Creamery Social in Moyvane 20 years ago

Moyvane Social

Watch out for some well known faces in this short clip.


Programme from a Doodle Frolic

Photo: Junior Griffin


Cork’s Synogogue Closed

The Jewish community have been part of Cork life for generations. Sadly, this synagogue on The South Terrace closed its doors at the weekend. With just 3 adult male members there was just not enough to sustain it. Many Cork Jews are dispersed around the world. There are seven families from Cork in Israel.

“The synagogue on South Terrace was consecrated
in 1905. Today, it hosts its last ever prayer service, with a rabbi and 14 men
travelling from Dublin to ensure there are enough people present. 
At its
height, the Jewish Community in Cork consisted of 65 families with as many as
400 members. They first arrived in 1880 as migrants fleeing persecution in
Russia. It is believed they were initially heading to America, but were won
over by the warmth and welcome of Cork people.
The artefacts from the synagogue
have been    

temporarily given to Cork Public Museum while members look for a new
centre of worship.”

(Source: Evening Echo Monday Feb 1 2016)


Pink Hat Day at Kenmare Mart

Pretty in Pink, World Record.. 

The scene at Kenmare Mart Co Kerry on Monday, with Mart Manager Cllr Dan McCarthy and Templenoe GAA Club newly crowned All Ireland Junior Football Champions who broke the world record of number of Pink Hats worn at a Mart in aid of Recovery Haven, Respite and Hospice Care, Tralee. The Pink Hats were sponsored by Dairymaster. The Total tally was 517 hats.

Photo:Valerie O’Sullivan.

Eugene O’Sullivan, the oldest drover in Ireland was there to help reach the record. He got his hands on the cup as well.

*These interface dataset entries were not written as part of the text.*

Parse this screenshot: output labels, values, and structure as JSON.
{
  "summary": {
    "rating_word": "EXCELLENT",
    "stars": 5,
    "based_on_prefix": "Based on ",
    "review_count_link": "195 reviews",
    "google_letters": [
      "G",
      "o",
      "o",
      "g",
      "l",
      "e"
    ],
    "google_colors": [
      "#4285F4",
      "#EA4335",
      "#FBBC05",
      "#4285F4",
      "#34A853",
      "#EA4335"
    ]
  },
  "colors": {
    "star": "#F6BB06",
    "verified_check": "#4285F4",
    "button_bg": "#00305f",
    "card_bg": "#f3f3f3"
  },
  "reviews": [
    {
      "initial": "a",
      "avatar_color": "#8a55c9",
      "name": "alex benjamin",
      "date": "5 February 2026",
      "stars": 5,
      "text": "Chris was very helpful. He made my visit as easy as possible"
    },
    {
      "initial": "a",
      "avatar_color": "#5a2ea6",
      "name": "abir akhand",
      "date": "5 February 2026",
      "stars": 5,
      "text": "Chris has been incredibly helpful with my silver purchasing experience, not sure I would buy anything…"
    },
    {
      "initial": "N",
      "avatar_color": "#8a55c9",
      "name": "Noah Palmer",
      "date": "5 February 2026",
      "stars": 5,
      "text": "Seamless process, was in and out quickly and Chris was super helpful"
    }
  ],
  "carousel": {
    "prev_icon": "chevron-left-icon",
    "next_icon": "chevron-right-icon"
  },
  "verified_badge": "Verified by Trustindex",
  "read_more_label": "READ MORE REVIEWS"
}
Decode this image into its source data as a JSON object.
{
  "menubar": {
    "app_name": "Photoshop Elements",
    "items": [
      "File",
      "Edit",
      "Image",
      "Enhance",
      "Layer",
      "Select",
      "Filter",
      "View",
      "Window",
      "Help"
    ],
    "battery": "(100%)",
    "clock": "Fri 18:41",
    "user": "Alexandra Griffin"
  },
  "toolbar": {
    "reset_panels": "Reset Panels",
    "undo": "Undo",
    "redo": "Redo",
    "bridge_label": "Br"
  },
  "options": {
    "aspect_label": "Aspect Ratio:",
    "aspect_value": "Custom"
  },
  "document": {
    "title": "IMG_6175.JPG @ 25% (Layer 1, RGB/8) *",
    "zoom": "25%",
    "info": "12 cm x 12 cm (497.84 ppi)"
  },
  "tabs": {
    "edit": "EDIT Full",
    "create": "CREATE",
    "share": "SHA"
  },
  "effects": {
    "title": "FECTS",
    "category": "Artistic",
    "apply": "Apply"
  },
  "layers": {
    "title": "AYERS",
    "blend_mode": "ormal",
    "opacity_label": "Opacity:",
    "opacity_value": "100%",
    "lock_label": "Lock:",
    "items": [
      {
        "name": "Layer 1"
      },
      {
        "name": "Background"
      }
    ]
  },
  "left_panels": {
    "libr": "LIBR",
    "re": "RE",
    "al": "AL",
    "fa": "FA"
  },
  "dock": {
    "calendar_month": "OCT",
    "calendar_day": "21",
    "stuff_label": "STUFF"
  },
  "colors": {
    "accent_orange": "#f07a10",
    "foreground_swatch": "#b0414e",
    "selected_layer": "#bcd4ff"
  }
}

Norma Moriarty dropped in to canvass for votes. She too donned a pink hat and

 a Kilgobnet Biddy hat for good measure.


All that’s best about the G.A.A. is not a website I visit often. 

Regulars will know that Listowel Connection is a bit lacking in sports coverage. But the story of Templenoe’s victory in the Junior Club All Ireland 2016 is the stuff of romance and dreams, so when I saw a link to a story related to the game I was hooked.

Victory is sweet and Templenoe followers had every right to celebrate. In the midst of the celebrations one Templenoe man took time to send this Twitter message to the vanquished.

   and a noble Ardnaree man took a break from licking the wound to reply in kind;